Great Lakes Polymer Technologies
As a new parent company, Great Lakes Polymers Holdings Corporation aspired to establish a bond with its subsidiaries and guide them toward success. Jajo, a brand architect with expertise in such family matters, stepped in to offer support.
Starting a Family
This family tale begins with Great Lakes’ acquisition of Bridon Cordage and Fabpro Oriented Polymers, two manufacturers that shared twin-like commonalities. Both started in 1975 in small Midwestern towns. Each one was about the same size, possessed similar capabilities and operated within the same industries.
Our brand analysis revealed two companies with entangled product lines. To take full advantage of their allied strength, Great Lakes needed to segregate their roles and allow each brand to focus on doing what it does best.
We suggested that Bridon maintain its stronghold in agriculture as a producer of hay bale twine and net wrap. Fabpro, on the other hand, would focus on manufacturing concrete-reinforcing fibers for industrial applications. Their newly defined roles would enable them to corner distinct market shares and expand without ever competing.
We began developing a stronger name for Great Lakes Polymers Holdings Corporation. The corporate speak suggested a remote, solely financial relationship between the companies. But like any good parent, Great Lakes cared deeply about its children and took an active role in ensuring their success.
“Great Lakes Polymer Technologies” was chosen because it described more than a holdings company. It positioned GLPT closer to the factory floor — within the sphere of innovation where Bridon and Fabpro operated. The new name was also inclusive enough to permit future growth into other industries.
A corporate logo was designed to symbolize GLPT’s broad capabilities, which appear as an abstract weave of various hues and shades. The initials “GLPT” span the entire color spectrum. Meanwhile, the logo’s circular shape represents global recognition and leadership in the world of polymer engineering.

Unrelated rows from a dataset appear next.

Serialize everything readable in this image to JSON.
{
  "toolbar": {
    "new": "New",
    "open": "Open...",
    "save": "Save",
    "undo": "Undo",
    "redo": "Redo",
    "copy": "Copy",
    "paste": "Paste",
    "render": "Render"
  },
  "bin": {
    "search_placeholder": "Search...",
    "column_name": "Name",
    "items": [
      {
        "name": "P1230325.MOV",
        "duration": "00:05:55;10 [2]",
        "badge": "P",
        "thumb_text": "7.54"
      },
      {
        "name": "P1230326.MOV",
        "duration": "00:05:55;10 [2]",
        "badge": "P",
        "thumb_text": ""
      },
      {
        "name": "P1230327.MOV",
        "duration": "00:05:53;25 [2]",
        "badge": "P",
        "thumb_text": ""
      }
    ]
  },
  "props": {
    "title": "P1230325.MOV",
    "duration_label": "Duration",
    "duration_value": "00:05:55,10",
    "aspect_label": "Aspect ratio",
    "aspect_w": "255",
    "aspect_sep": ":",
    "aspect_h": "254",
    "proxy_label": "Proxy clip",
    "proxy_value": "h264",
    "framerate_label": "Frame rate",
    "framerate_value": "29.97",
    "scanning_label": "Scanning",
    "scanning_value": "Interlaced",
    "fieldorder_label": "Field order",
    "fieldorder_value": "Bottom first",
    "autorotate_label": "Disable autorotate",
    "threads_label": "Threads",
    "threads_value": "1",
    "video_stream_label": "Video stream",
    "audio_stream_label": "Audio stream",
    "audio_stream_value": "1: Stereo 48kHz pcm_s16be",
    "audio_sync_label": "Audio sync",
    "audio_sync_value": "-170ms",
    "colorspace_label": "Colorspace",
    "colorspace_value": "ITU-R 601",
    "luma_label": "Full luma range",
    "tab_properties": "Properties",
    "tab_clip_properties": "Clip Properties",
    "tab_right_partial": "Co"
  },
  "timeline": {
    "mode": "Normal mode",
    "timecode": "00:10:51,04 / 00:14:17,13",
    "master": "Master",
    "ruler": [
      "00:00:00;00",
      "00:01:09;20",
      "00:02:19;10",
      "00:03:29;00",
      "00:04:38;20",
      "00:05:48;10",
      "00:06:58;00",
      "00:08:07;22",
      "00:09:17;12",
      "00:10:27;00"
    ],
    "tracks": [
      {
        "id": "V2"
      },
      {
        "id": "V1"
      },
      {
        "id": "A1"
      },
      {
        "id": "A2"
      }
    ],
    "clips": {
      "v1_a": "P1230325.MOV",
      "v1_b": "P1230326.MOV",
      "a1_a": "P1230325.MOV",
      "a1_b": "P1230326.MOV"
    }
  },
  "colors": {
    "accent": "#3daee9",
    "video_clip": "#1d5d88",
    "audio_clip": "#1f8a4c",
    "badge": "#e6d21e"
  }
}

Bridon and Fabpro have long-standing reputations for turning out high-quality products. For this reason, a pluralistic brand architecture best suited their interests. It was determined that their logos should retain basic identity features. After all, many employees and consumers had been associated with these companies for 20 years or more. When you invest that much time and money into a brand, it forms part of your own identity. Radically changing the look is risky; it could lead to disorientation or, worse, fractured brand loyalty.
Some changes were justified to modernize the design and signal mutual endorsement. For example, standardizing the typefaces of “Cordage” and “Polymers” created a common denominator between the logos. Extraneous and distracting graphical elements were removed, and the primary colors were brought into the same orbit. These modifications achieved the kind of resemblance you would expect to see among siblings. And they helped the logos feel more comfortable living side by side.
Sending the Right Message
It was important to formally advise the public about each brand’s reoriented goals. Since Bridon and Fabpro were now serving different business segments, customers needed to know where to turn for the right solution. Both companies’ positioning statements were recalibrated to clearly identify their target audiences.
Broadcasting the Brands
The new family dynamic made its debut on GLPT’s corporate stationery, which prominently features the parent company logo on letterheads and business cards. Bridon and Fabpro appear in secondary positions; a divider separates their identities to signify equal weight.
For digital audiences, a website was designed to introduce the revised brand architecture. The site performs certain parental duties, such as promoting the sub-brands and acting as a hub for company-wide news. This is also where users discover links to the subsidiaries’ landing pages. Equally important, the corporate website reinforces the notion of strong family ties.